I started with the Pang, so I will finish with it.  Over the last 12 years, the Pang has suffered serious flooding on three occasions.  Living in the catchment are a number of keen local experts.  We have hydrologists, we have logisticians, and we have people who just want to bring their skills as communicators to find resolutions to the flooding problems that they have experienced.

In addition to novel ways of funding flood protection measures, they are also building on work done in the Stroud area on slowing-the-flow, and have recently worked out that the vast majority of water run-off at high rainfall times comes from one side of the catchment.  The chalk bit at the top of the Berkshire Downs soaks up water pretty well.  To the south, which coincidentally is where I farm, there is much more clay and this is where the problem lies.

I hope that, within five years, we will have a comprehensive management plan which will not only hold up flood water but will also help us manage water more effectively at times of drought.

Coupled with this, are conservation measures being undertaken in and around the river to improve the habitat for wildlife, particularly the fish that are the indicator species under the Water Framework Directive.  All of this means you are starting to see a picture which will see this river system brought back to health.  Not just ecological health, but healthy in the minds of local residents and local communities who will be less fearful of flooding and will have a sense of ownership over their local environment.

What is so exciting about this gathering is that we have in this room people who really get that this is not just a sectoral issue or one of fascination for NGOs or others.

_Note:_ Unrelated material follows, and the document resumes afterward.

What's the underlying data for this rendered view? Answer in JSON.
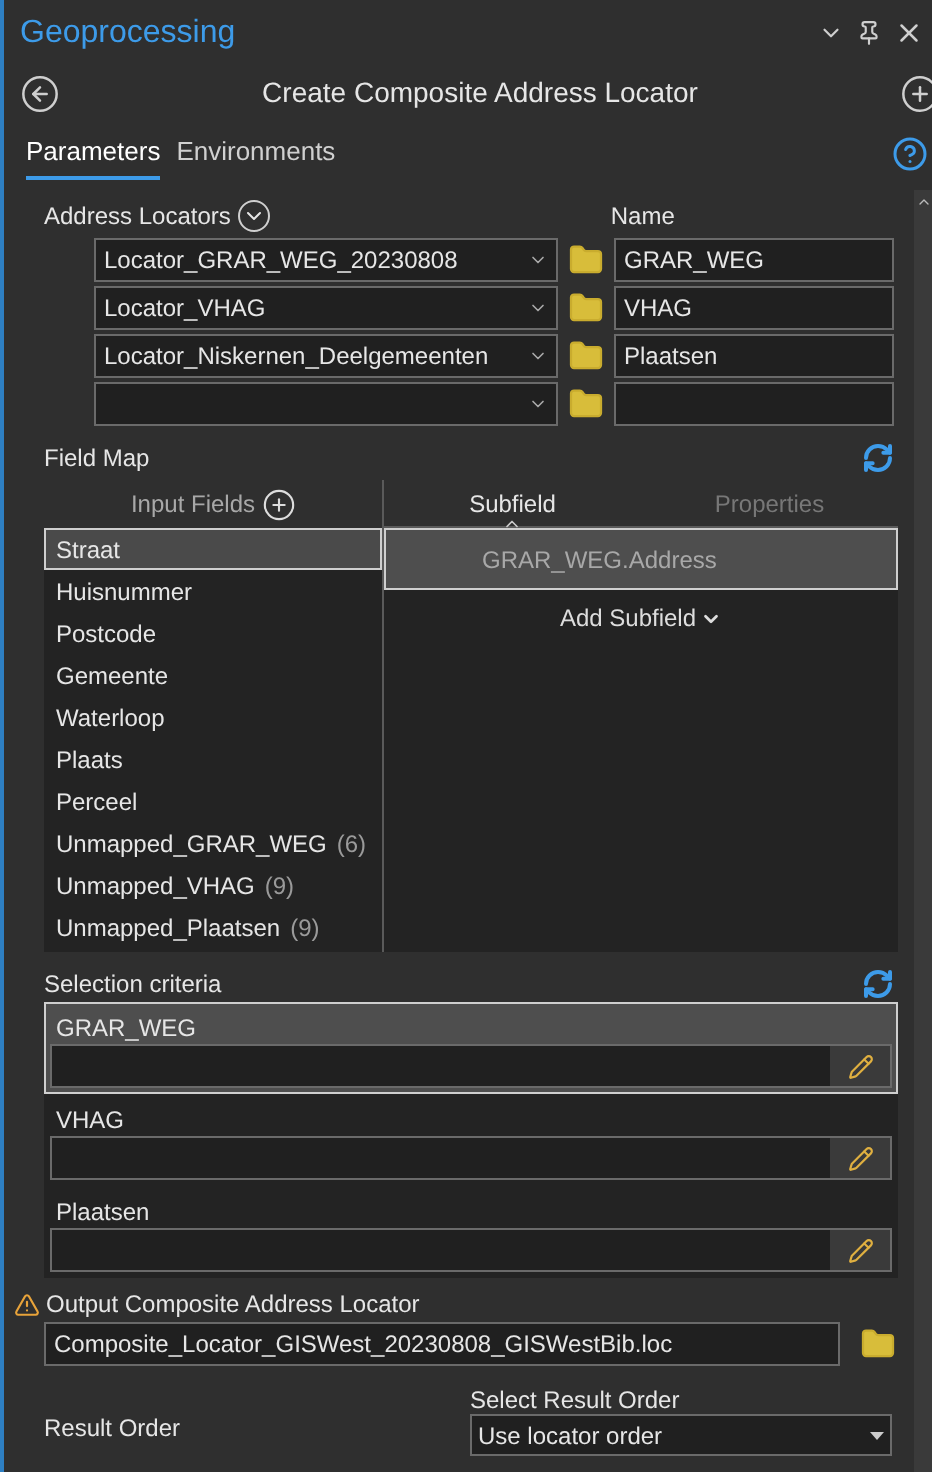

It is about emerging thinking around natural capital. It is about joining water use with habitats.

It is about looking at the natural systems that underpin our human existence.

Today you will hear from a range of interesting speakers. I will delay you no further!